was too hot and crowded for him. She was a hot ticket, a
bundle of energy with the legs of a Vegas showgirl and the
light-blue eyes of an artist. Half the men on the BCCPD
were panting after her, and the other half wanted her gone.
Tucker straddled the two camps. He wanted her gone, but he
didn't want it to matter. And it wouldn't have mattered if
it hadn't been for that night, when he'd met her on a
crowded dance floor and heard his favorite words, I'm just
in town for a few days.
He wasn't proud of it, but vacation flings were his stock
in trade. He was too much of a nomad for anything more,
and at thirty-five was too damn set in his ways to change
now. Hell, the one time he'd tried to settle down had been
a disaster. He'd hurt a good woman, someone he'd cared
about, though he obviously hadn't cared enough. Since
then, he'd stayed carefully away from nesters, from women
who wanted more from him than he was able to give.
So he'd danced with the just-in-town-for-a-few-days babe
who'd introduced herself as Alissa. He'd reveled in the
drape of her long, honey-colored hair as they danced
close, then closer still. He'd slid his hands beneath her
midriff shirt, riding on the high from closing the
Vanzetti case, one too many beers and the gleam of
encouragement in her eyes.
They'd kissed on the dance floor, then again in the hall
by the phones, moving fast even for him. But the roar of
heat had swept away rationality and battered at the small
kernel of self-preservation he held close to his soul.
They'd stumbled to her rental car wrapped in each other,

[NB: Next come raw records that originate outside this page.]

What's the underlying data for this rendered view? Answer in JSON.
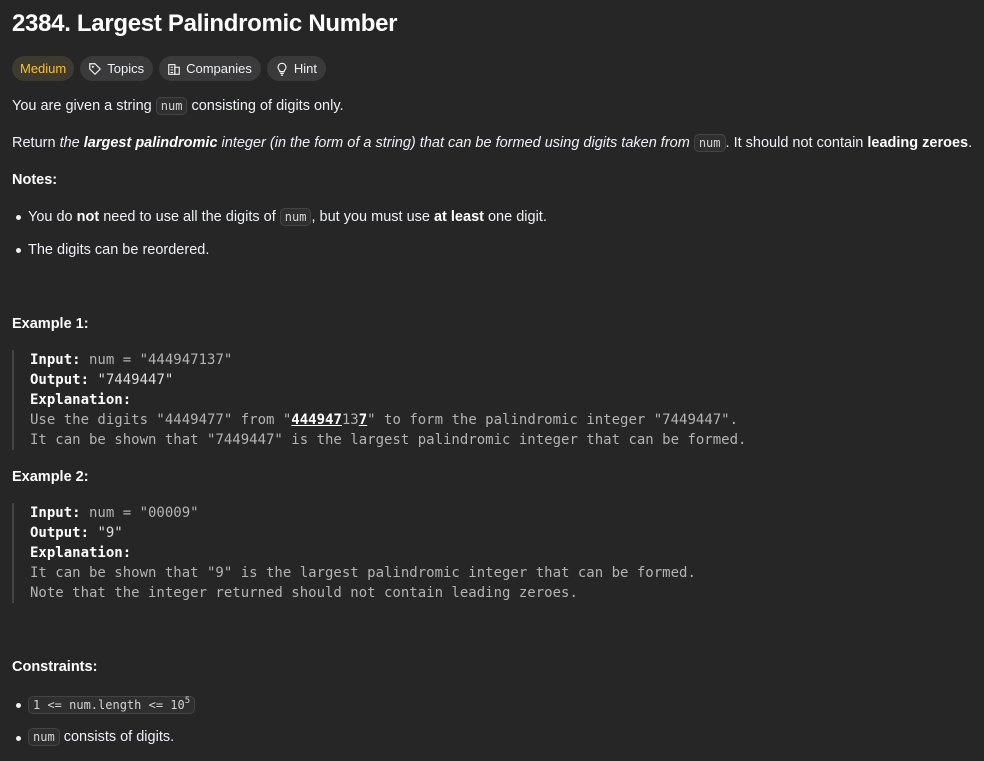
{
  "problem": {
    "title": "2384. Largest Palindromic Number",
    "difficulty": "Medium",
    "tags": {
      "topics": "Topics",
      "companies": "Companies",
      "hint": "Hint"
    },
    "intro": {
      "a": "You are given a string ",
      "code": "num",
      "b": " consisting of digits only."
    },
    "return": {
      "a": "Return ",
      "b": "the ",
      "c": "largest palindromic",
      "d": " integer (in the form of a string) that can be formed using digits taken from ",
      "code": "num",
      "e": ". It should not contain ",
      "f": "leading zeroes",
      "g": "."
    },
    "notes_heading": "Notes:",
    "notes": [
      {
        "a": "You do ",
        "b": "not",
        "c": " need to use all the digits of ",
        "code": "num",
        "d": ", but you must use ",
        "e": "at least",
        "f": " one digit."
      },
      {
        "a": "The digits can be reordered."
      }
    ],
    "examples": [
      {
        "heading": "Example 1:",
        "input_label": "Input:",
        "input": " num = \"444947137\"",
        "output_label": "Output:",
        "output": " \"7449447\"",
        "explanation_label": "Explanation:",
        "line1a": "Use the digits \"4449477\" from \"",
        "line1u1": "444947",
        "line1b": "13",
        "line1u2": "7",
        "line1c": "\" to form the palindromic integer \"7449447\".",
        "line2": "It can be shown that \"7449447\" is the largest palindromic integer that can be formed."
      },
      {
        "heading": "Example 2:",
        "input_label": "Input:",
        "input": " num = \"00009\"",
        "output_label": "Output:",
        "output": " \"9\"",
        "explanation_label": "Explanation:",
        "line1": "It can be shown that \"9\" is the largest palindromic integer that can be formed.",
        "line2": "Note that the integer returned should not contain leading zeroes."
      }
    ],
    "constraints_heading": "Constraints:",
    "constraints": [
      {
        "code": "1 <= num.length <= 10",
        "sup": "5"
      },
      {
        "code": "num",
        "text": " consists of digits."
      }
    ]
  }
}
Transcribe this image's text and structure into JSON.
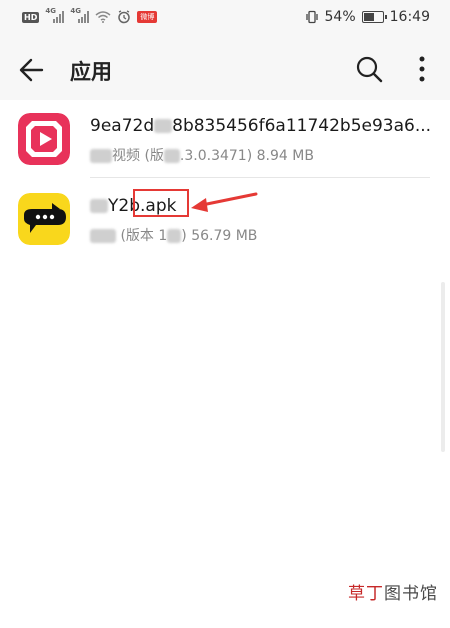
{
  "status_bar": {
    "hd": "HD",
    "signal1": "4G",
    "signal2": "4G",
    "badge": "微博",
    "battery_percent": "54%",
    "battery_level": 0.54,
    "time": "16:49"
  },
  "header": {
    "title": "应用"
  },
  "icons": {
    "back": "back-arrow-icon",
    "search": "search-icon",
    "more": "more-vert-icon"
  },
  "apps": [
    {
      "name": "9ea72d",
      "name_rest": "8b835456f6a11742b5e93a6...",
      "meta_prefix": "",
      "meta_mid": "视频 (版",
      "meta_rest": ".3.0.3471) 8.94 MB",
      "brand_color": "#e8325a"
    },
    {
      "name": "Y2b",
      "name_ext": ".apk",
      "meta_mid": "(版本 1",
      "meta_rest": ") 56.79 MB",
      "brand_color": "#f9d71c"
    }
  ],
  "watermark": {
    "red": "草丁",
    "rest": "图书馆"
  },
  "colors": {
    "accent_red": "#e53935"
  }
}
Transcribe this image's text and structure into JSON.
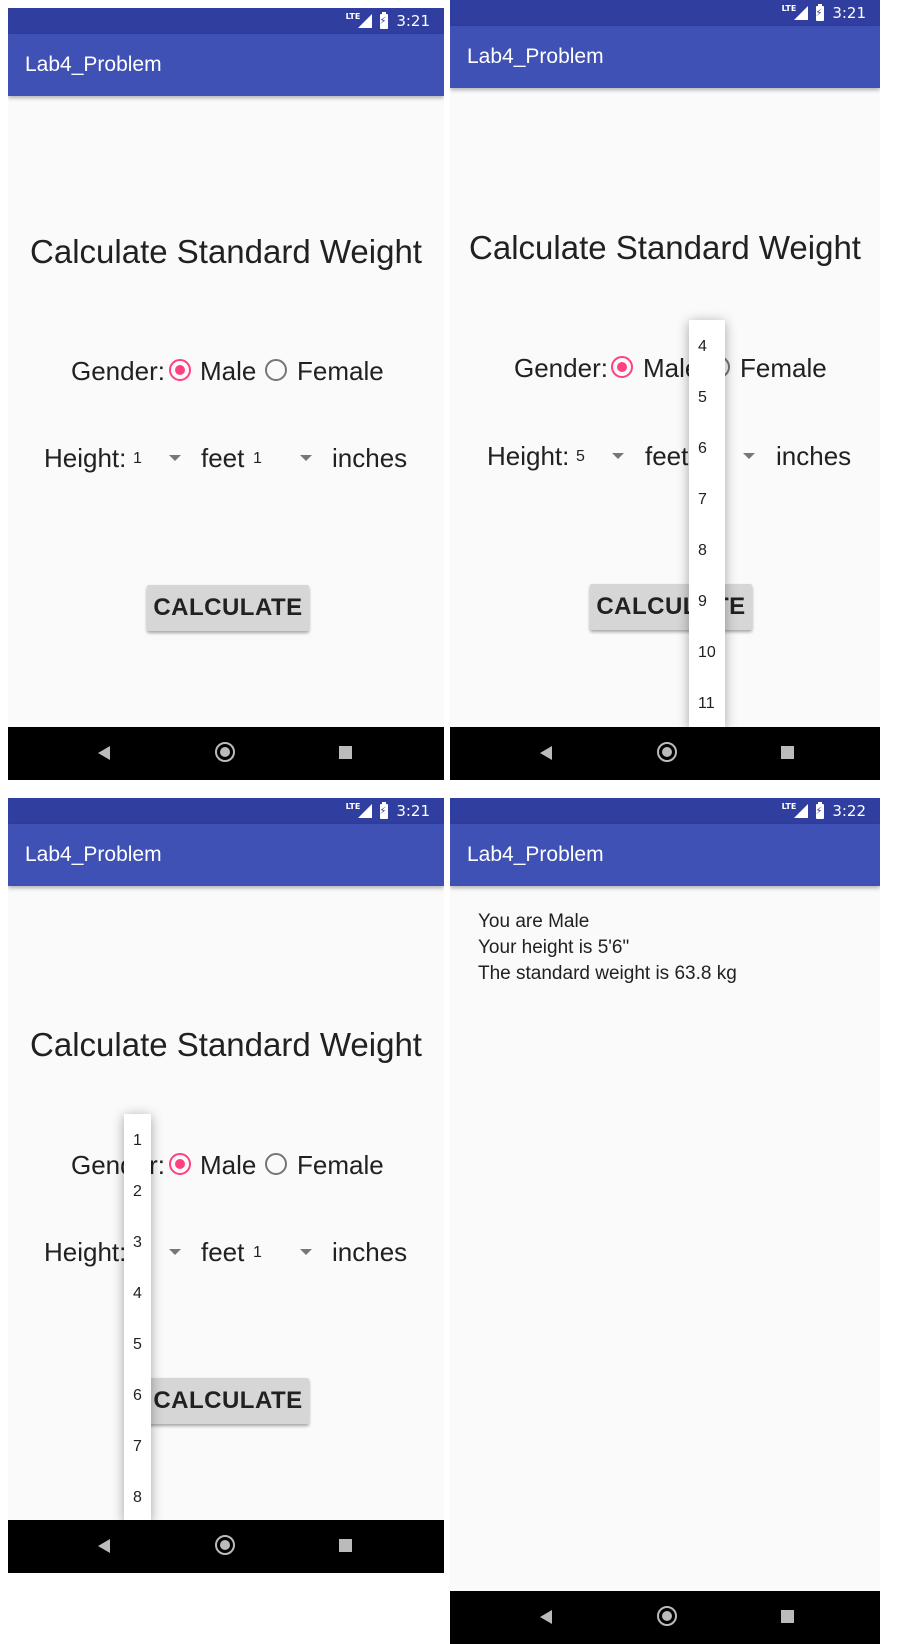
{
  "status": {
    "time_a": "3:21",
    "time_b": "3:22",
    "network": "LTE"
  },
  "app": {
    "title": "Lab4_Problem"
  },
  "form": {
    "heading": "Calculate Standard Weight",
    "gender_label": "Gender:",
    "male": "Male",
    "female": "Female",
    "height_label": "Height:",
    "feet": "feet",
    "inches": "inches",
    "calculate": "CALCULATE"
  },
  "screens": {
    "s1": {
      "feet_value": "1",
      "inches_value": "1"
    },
    "s2": {
      "feet_value": "5",
      "inches_options": [
        "4",
        "5",
        "6",
        "7",
        "8",
        "9",
        "10",
        "11"
      ]
    },
    "s3": {
      "inches_value": "1",
      "feet_options": [
        "1",
        "2",
        "3",
        "4",
        "5",
        "6",
        "7",
        "8"
      ]
    },
    "s4": {
      "line1": "You are Male",
      "line2": "Your height is 5'6\"",
      "line3": "The standard weight is 63.8 kg"
    }
  }
}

not sure where they were going but positive they needed to
get there quickly, before they proved that spontaneous
combustion wasn't a myth.